──────── RECORDS TO PROCESS

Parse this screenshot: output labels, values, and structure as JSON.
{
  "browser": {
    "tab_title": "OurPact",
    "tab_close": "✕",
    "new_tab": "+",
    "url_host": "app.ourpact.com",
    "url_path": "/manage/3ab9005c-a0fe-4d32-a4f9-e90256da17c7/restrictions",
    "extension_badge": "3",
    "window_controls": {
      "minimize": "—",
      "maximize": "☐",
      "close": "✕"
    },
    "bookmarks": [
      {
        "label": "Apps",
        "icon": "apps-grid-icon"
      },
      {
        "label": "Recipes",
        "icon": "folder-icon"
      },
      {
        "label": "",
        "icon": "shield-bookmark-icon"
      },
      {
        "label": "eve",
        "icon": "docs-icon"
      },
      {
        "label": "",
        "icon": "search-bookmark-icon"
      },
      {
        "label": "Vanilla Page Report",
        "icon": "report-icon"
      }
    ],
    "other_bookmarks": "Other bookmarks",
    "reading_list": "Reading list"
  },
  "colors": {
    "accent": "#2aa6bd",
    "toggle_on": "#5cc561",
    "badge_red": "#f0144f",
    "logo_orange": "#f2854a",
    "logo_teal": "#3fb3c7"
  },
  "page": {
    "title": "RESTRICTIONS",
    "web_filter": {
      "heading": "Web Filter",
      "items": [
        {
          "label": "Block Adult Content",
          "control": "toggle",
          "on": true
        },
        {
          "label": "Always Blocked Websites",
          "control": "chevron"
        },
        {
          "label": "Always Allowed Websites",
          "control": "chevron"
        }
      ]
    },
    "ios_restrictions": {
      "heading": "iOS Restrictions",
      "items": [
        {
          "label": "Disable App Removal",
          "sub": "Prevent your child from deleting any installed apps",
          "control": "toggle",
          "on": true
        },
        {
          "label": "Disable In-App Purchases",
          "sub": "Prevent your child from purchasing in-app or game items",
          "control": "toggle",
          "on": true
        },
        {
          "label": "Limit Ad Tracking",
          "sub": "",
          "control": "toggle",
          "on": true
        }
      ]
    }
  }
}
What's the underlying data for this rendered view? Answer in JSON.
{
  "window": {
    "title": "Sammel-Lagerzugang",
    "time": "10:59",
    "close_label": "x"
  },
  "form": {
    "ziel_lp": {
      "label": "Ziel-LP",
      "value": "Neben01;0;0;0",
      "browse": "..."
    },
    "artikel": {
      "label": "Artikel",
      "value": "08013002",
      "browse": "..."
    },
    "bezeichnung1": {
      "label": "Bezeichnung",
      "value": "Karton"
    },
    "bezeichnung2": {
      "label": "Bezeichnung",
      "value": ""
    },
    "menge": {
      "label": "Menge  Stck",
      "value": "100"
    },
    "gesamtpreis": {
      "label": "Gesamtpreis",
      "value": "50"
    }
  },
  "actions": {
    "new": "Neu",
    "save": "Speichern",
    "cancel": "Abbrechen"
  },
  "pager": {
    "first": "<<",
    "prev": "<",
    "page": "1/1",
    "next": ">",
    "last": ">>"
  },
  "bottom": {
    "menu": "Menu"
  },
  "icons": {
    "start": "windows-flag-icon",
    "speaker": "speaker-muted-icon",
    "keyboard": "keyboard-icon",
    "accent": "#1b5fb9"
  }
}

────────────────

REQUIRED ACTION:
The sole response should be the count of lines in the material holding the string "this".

OUTPUT OF THE TASK:
2